coast of the Marmara Sea. If you're interested in traveling by car to cities
along the Marmara region (e.g., Bursa, Çanakkale, Izmir, and points south), the
easiest and quickest way is to take a car ferry or seabus from Yenikapi to
Yalova (then drive to Bursa, a 50-min. trip) or from Yenikapi to Bandirma (then
drive to Çanakkale or Izmir, etc., a trip of about 1 hr. 45 min.). For
information on fares and schedules for the seabuses, contact Istanbul City
Ferry Lines, Sehir Hatlari Vapurlari (tel. 0212/244-4233). For
seabuses, consult the Istanbul Deniz Otobüsleri website (in Turkish and
English) at www.ido.com.tr or in Istanbul call their automated
information line at tel. 0212/516-1212 (or contact the port offices directly:
Bostanci [tel. 0216/410-6633], Kabatas [tel. 0212/249-1558], Kadiköy [tel.
0212/336-8819], Karaköy [tel. 0212/251-6144], and Yenikapi [tel.
Take a Quick Cruise--For a do-it-yourself Bosphorus cruise, ferries
depart from Eminönü Pier #3 at 10:35am and 1:35pm daily for the 2-hour
excursion to the final stop at Anadolu Kavagi. Return ferries depart from
Anadolu Kavagi at 3 and 5pm, but a time-saving option is to get off at the last
stop, have lunch in one of the touristy but atmospheric fish restaurants on the
quay, and take a bus back to Taksim. A one-way ticket on the ferry costs $1.
You have to be an extremely aggressive driver (and not just a little crazy)
to drive in Istanbul. Novices will tempt an already high incidence of theft,
wonder at the ignorance of fellow drivers, curse the absence of available
parking, and spend too much vacation time sitting in traffic wondering which
street to take. Best to avoid the hassle and instead take advantage of the cheap
-- if not a little less than streamlined -- public transportation options.
If you do decide to disregard better judgment and good counsel, be aware that
parking in Istanbul is a nightmare, with very little on-street parking and with
signs written in Turkish. Aside from the day lot next to the Mosaic Museum on
the fringes of Sultanahmet, forget about parking in the Old City or around
Taksim unless you're a guest of one of the five-star hotels, which have spaces
available in their parking garages for a nominal fee.

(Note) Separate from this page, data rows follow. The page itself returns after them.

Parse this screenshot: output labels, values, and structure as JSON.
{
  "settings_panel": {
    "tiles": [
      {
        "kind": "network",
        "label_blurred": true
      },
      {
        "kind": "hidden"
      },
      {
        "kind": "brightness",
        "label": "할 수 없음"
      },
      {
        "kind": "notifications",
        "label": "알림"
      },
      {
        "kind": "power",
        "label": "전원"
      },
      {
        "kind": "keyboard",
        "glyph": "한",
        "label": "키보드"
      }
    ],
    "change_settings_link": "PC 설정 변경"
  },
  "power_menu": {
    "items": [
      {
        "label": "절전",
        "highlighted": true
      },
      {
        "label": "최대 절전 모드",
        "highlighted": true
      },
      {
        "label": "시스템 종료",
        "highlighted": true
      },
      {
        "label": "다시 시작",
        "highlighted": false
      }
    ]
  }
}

In less central areas,
some side-street lots are manned with guards with a red label on their sleeves.
Pay them and they will "guard" your car while you're away; or opt for
a more freelance approach, where some indigent promises to keep an eye on your
car for a tip. If you get towed, the fee to recover your car is about $50 -- but
good luck finding it -- there are more than four car pounds around the city and
not a traffic cop in sight.
Apart from the car-rental counters at the airport, the major car-rental
companies in Istanbul are Avis (tel. 800/230-4898 in U.S.;
800/272-5871 in Canada, 0216/474-1800 toll-free locally, or in the Hilton Hotel
Arcade, Taksim tel. 0212/246-5256); Budget, Cumhuriyet Caddesi, Taksim
(tel. 800/527-0700 in U.S., 800/268-8900 in Canada, or 0212/253-9200);
and Ekin/Hertz, Cumhuriyet Cad. 295, Harbiye (tel. 800/654-3131 in
U.S. or 0212/233-1020). Local car-rental companies have offices concentrated on
Divanyolu Caddesi in Sultanahmet and around Taksim, and tend to be a bit cheaper
than the tried and true ones -- a definite plus, considering a tank of gasoline
can run you up to $80. Be sure to run a quick check of the car before departing
-- check the turn signals and the brakes, locate the gas cap release, and
confirm your insurance coverage.
Taxis are plentiful in Istanbul and are more likely to hail you than vise
versa. Avoid taxis that congregate around the main tourist spots like Topkapi
Palace, Ayasofya, and at the cruise ship landing in Karaköy -- these are the
ones adept at confusing tourists with the number of zeros on banknotes. Better
to have your hotel call a cab for you, the agreement being that the hotel will
continue giving the taxi stand business only as long as the drivers remain
aboveboard. Similarly, when out and about, pop into the nearest hotel and have
the receptionist call a taxi for you. A taxi from Sultanahmet to Taksim will
cost around $4 or $5, depending on traffic, while nighttime rates are slightly